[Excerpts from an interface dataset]
*-*-*

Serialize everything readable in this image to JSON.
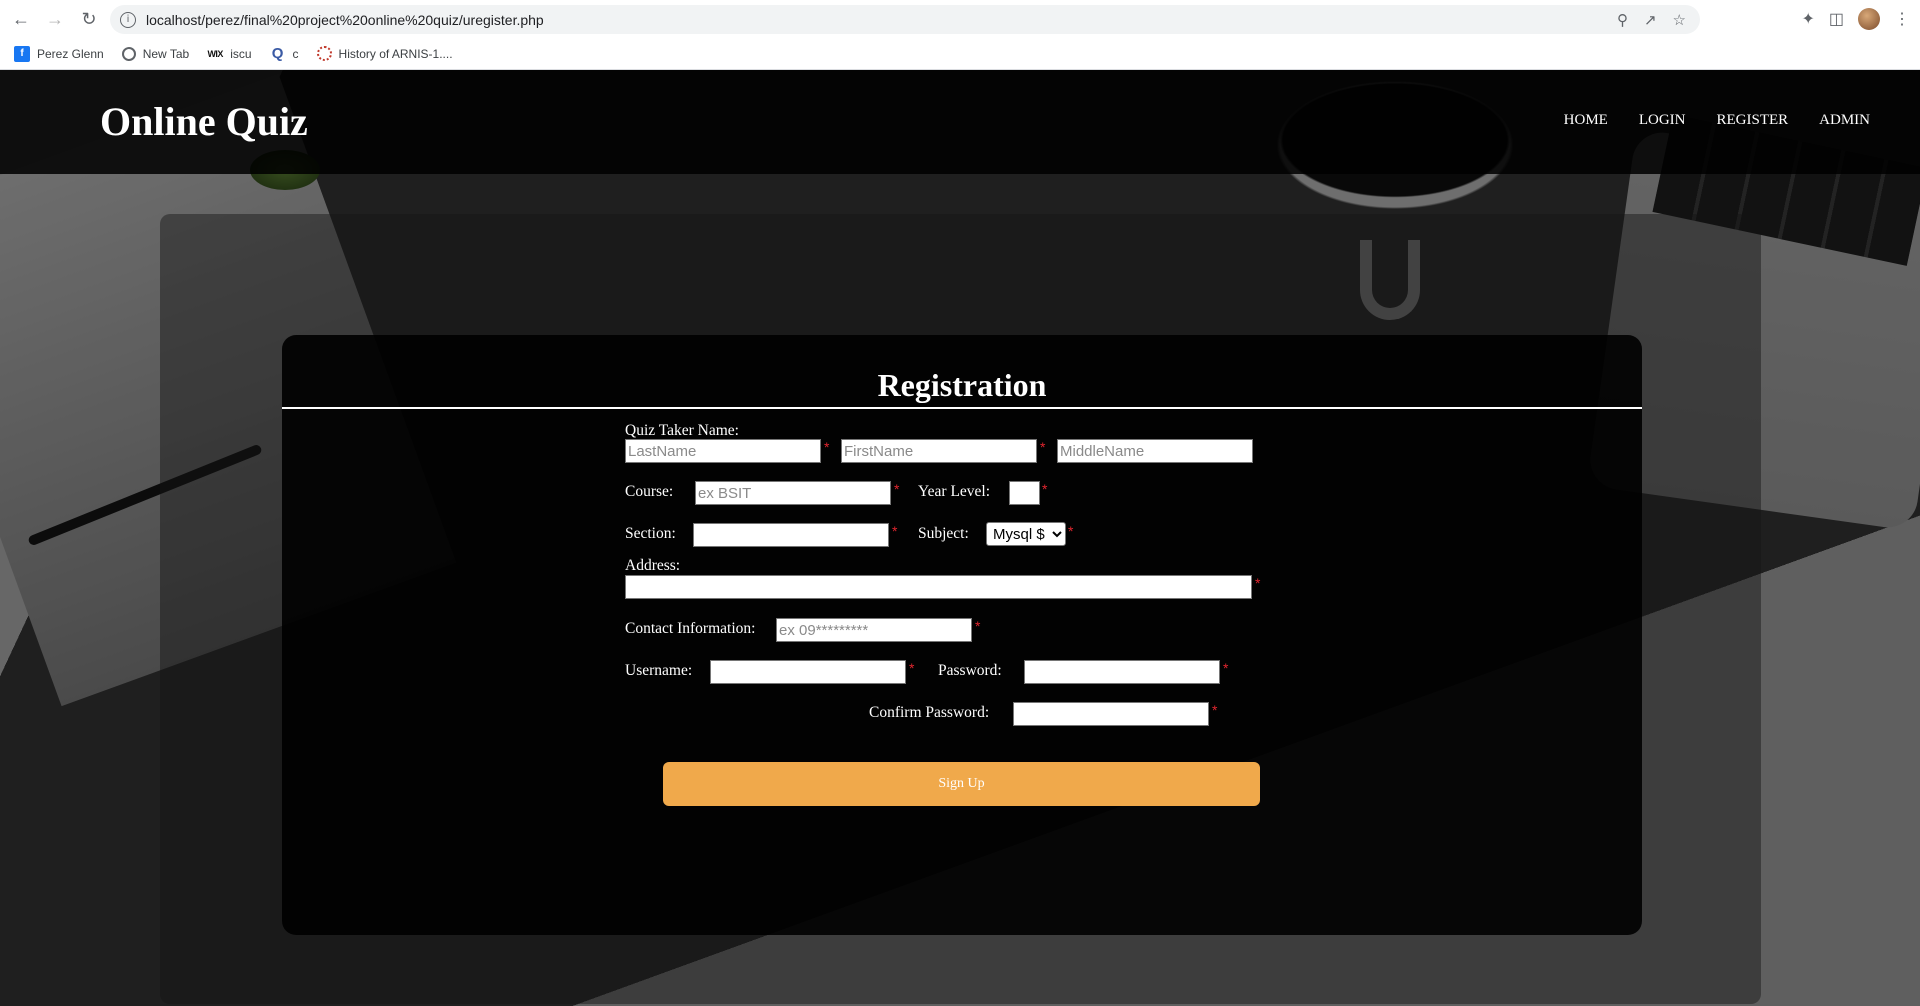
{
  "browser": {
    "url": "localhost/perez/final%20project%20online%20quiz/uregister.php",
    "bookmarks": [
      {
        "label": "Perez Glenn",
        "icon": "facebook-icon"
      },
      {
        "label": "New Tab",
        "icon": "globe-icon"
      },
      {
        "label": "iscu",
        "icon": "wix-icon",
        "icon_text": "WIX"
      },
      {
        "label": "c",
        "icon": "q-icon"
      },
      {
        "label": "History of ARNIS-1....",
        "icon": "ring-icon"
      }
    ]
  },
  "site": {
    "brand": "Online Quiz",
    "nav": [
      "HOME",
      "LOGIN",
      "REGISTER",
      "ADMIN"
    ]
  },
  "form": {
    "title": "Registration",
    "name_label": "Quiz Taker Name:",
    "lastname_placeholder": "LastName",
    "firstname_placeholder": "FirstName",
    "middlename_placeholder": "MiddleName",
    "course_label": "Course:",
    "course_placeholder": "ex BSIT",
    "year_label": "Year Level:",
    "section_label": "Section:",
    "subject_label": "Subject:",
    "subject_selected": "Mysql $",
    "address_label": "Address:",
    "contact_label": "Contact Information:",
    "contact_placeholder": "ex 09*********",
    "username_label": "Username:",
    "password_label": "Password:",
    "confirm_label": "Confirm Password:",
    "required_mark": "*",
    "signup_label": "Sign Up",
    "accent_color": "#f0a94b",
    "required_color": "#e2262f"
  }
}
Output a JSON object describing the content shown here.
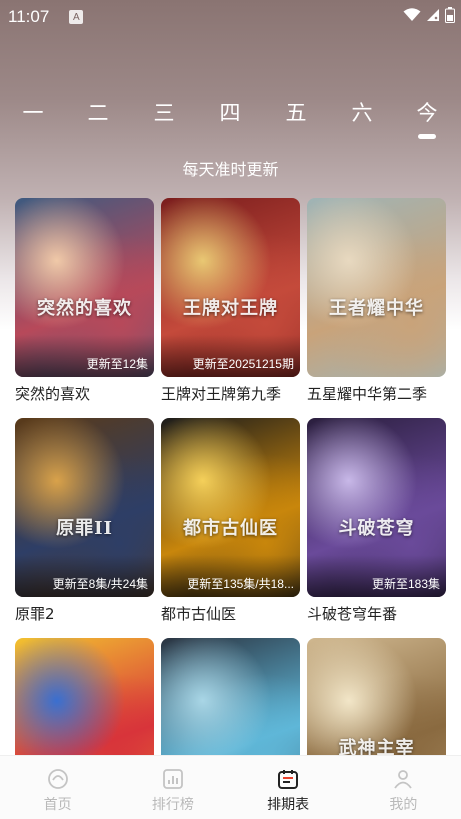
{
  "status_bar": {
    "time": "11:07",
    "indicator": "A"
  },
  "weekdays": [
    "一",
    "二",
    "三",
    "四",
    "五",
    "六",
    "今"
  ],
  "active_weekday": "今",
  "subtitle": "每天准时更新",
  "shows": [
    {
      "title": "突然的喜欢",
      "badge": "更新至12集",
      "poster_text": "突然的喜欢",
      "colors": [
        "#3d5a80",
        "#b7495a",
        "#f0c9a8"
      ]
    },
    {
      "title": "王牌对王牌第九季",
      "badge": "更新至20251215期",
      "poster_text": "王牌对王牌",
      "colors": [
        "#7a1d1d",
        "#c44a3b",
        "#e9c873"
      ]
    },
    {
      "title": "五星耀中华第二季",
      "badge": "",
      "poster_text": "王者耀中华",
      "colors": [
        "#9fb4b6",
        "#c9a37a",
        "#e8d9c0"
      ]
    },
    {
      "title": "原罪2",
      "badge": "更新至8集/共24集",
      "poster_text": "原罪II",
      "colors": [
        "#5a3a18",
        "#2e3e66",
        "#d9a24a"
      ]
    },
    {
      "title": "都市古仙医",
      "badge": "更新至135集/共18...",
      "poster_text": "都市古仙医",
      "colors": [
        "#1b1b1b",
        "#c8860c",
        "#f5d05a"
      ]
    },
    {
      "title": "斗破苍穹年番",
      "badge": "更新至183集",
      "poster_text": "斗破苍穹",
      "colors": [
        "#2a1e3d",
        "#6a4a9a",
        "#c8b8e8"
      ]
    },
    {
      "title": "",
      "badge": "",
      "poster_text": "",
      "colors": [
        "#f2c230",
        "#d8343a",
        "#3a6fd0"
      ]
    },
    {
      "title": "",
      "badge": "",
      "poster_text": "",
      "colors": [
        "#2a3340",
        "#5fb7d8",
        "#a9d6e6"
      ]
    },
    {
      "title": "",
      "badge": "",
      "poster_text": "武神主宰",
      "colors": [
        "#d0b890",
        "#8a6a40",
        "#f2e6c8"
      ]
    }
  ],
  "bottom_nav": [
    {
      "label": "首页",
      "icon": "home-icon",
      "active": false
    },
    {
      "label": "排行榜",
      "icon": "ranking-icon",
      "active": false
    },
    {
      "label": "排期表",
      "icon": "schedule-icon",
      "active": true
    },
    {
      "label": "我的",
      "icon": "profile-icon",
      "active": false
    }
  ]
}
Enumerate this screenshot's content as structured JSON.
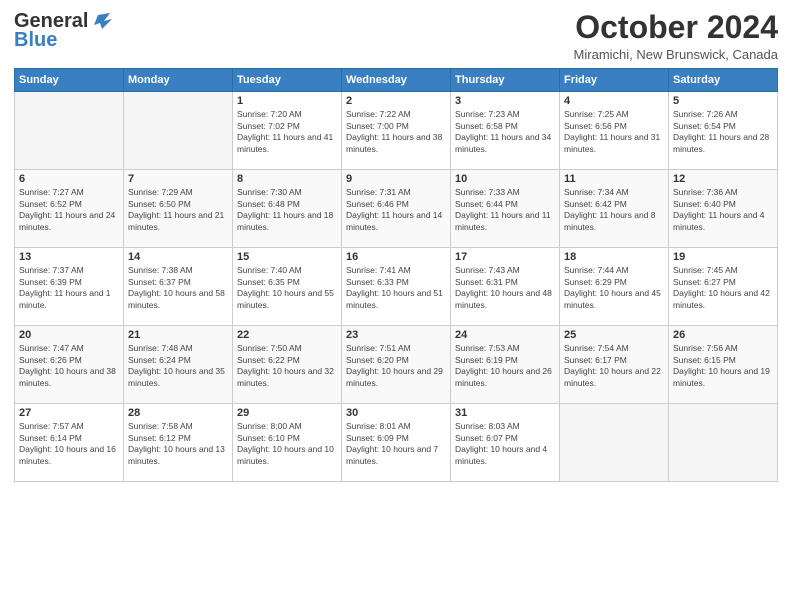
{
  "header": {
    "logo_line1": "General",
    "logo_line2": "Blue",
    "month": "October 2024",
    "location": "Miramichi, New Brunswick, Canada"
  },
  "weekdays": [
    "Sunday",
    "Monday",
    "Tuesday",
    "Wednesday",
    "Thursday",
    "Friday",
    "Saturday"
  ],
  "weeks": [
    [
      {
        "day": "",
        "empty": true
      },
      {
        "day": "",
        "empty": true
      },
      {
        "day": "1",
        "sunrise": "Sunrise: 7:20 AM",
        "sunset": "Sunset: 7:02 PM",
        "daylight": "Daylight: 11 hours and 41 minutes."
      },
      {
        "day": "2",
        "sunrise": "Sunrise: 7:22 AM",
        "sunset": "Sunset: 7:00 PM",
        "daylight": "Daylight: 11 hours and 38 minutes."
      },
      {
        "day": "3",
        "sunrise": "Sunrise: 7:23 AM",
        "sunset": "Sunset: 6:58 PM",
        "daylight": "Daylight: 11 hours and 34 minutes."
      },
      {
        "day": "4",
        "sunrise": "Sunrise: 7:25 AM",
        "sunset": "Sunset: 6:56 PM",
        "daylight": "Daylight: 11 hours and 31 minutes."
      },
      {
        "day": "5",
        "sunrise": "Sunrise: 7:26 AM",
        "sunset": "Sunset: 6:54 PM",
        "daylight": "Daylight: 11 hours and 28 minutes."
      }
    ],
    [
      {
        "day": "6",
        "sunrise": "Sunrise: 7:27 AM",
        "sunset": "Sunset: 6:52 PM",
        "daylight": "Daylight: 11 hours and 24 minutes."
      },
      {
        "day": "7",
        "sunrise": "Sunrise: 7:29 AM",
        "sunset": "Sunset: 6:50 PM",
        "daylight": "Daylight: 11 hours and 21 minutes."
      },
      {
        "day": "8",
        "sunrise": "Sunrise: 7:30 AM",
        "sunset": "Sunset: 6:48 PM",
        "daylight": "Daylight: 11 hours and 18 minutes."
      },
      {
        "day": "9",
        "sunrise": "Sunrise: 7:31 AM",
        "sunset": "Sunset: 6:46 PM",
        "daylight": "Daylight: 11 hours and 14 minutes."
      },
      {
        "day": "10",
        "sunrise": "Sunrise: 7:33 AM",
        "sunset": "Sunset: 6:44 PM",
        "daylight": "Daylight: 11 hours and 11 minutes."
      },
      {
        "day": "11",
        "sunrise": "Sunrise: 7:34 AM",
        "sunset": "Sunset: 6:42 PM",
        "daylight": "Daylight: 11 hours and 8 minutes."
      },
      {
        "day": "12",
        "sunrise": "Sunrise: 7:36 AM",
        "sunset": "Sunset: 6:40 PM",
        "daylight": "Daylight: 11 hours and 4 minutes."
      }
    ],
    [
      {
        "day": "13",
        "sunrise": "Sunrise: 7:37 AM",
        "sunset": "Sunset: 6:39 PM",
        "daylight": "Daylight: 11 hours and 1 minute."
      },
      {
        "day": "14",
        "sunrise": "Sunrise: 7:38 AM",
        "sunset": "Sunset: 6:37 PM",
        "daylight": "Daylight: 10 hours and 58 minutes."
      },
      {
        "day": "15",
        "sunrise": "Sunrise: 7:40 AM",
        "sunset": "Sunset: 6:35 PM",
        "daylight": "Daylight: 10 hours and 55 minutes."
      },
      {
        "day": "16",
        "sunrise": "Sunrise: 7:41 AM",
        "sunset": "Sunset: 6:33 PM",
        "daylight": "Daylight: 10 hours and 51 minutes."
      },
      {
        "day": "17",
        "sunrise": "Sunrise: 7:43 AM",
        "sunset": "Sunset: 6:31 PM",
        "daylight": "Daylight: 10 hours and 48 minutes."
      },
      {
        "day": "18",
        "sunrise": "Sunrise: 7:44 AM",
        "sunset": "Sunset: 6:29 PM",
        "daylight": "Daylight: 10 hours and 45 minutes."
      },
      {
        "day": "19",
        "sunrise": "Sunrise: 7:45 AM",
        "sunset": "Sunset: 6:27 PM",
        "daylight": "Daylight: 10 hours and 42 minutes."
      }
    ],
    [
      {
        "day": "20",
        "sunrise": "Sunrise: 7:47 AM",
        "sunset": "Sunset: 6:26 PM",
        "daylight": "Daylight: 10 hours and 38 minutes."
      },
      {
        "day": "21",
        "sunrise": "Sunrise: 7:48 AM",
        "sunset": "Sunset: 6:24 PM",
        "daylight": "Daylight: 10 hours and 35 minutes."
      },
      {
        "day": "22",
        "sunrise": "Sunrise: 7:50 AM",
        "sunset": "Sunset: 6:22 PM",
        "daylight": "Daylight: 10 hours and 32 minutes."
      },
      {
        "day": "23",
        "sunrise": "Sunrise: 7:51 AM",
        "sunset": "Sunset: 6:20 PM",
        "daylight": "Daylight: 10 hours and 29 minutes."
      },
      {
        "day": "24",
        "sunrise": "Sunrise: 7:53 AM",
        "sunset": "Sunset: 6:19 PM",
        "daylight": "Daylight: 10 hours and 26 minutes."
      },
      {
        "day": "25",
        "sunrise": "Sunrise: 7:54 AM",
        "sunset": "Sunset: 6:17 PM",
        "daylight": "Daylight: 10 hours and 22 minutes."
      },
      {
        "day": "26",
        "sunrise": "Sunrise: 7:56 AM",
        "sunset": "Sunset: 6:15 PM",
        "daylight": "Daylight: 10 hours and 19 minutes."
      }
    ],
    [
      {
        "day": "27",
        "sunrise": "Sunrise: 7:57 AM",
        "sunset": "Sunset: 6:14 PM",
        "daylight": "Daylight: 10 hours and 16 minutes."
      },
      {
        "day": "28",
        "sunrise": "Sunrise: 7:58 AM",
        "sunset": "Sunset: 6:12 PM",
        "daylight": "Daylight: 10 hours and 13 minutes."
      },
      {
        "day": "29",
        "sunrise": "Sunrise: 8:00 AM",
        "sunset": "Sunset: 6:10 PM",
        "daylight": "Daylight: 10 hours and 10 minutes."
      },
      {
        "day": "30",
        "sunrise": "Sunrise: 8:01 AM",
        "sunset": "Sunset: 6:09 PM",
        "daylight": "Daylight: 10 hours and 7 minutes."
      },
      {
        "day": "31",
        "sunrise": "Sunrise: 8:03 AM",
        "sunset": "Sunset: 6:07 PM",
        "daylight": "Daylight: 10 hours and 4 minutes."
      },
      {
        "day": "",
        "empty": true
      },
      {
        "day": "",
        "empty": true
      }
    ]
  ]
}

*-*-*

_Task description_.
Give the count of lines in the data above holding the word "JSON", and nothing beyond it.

_Solution to the problem_.
3